an event loop for the new connection? - this is not only my first GNUstep
program, it's also my first X11 program). If I use NSTask for the Xine engine,
it should work, though. But if I think of all that programming and performance
overhead this would cause... ugly!
IMHO, it would make much more sense to insert those X(Un)LockDisplay() calls
into the backend. It doesn't cause much of a performance loss (if it does at
all), it's just some one-time work and a bit of complexity added to future
maintenance, but it would properly solve the problem at its root - maybe,
doing it properly would also solve the repaint bug, who knows...
Your code will most probably be used later, because Mplayer.engine is already
planned (I had a short mail discussion with Fabien Vallon, who did
By the way, having your own window probably enables the possibility to
use some X extensions, like XVideo (but I really don't know the
subject, maybe libxine already do the job)
In my current implementation libxine is already using whatever driver you tell
it to use (it's XV on the screenshots).
And finally, doing all this dirty stuff, you are not far away to have
implemented the backend part of the NSMovie and NSMovieView, from
I took a short look at the API. I think it's doable, but it won't be easy,
because it's done quite differently to what Xine and Mplayer do. I think, I'll
stick with the current architecture of libVideoView and when it's working, me
or someone else could write a wrapper to implement NSMovie and NSMovieView.
libVideoView will probably allow to switch the engine whenever you like,
because Xine and Mplayer both have their strengths and weaknesses depending on
what exactly you're playing (Xine is better for long movies and DVDs, Mplayer
is better for playing M$ streams). This is why I think that it makes sense to
stick with the current architecture and wrapping it later into NSMovie and
It would be great, if this is compatible with the licence of your code
of course, that you write a bundle for the X backend that contains
all your code, in such way that the gui can trivially use it to
implement the two previous classes.
Yes, when it's working, we can think about incorporating it into the backend,
implement NSMovie, whatever.

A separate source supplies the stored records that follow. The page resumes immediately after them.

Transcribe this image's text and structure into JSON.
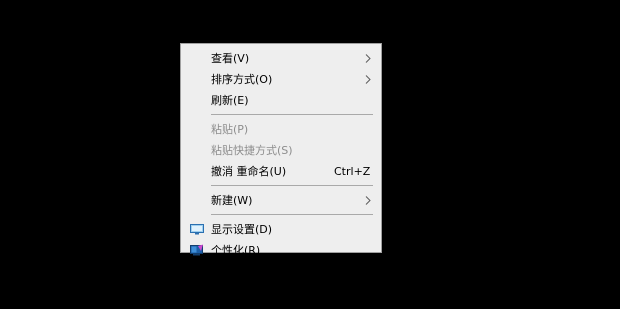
{
  "context_menu": {
    "items": [
      {
        "label": "查看(V)",
        "has_submenu": true,
        "enabled": true
      },
      {
        "label": "排序方式(O)",
        "has_submenu": true,
        "enabled": true
      },
      {
        "label": "刷新(E)",
        "has_submenu": false,
        "enabled": true
      },
      {
        "label": "粘贴(P)",
        "has_submenu": false,
        "enabled": false
      },
      {
        "label": "粘贴快捷方式(S)",
        "has_submenu": false,
        "enabled": false
      },
      {
        "label": "撤消 重命名(U)",
        "shortcut": "Ctrl+Z",
        "has_submenu": false,
        "enabled": true
      },
      {
        "label": "新建(W)",
        "has_submenu": true,
        "enabled": true
      },
      {
        "label": "显示设置(D)",
        "icon": "display-settings-icon",
        "has_submenu": false,
        "enabled": true
      },
      {
        "label": "个性化(R)",
        "icon": "personalize-icon",
        "has_submenu": false,
        "enabled": true
      }
    ]
  },
  "colors": {
    "desktop_background": "#000000",
    "menu_background": "#eeeeee",
    "menu_border": "#a0a0a0",
    "disabled_text": "#8d8d8d"
  }
}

Licencing is OK.
BTW, I'll probably soon move to sf or something (recommendations about what to
Comments, critics and tips are always welcome... :)
cu & thanks,
The difference between theory and practice is that in theory, there is
no difference, but in practice, there is.
Raffael Herzog - address@hidden - http://www.raffael.ch - ICQ #67961355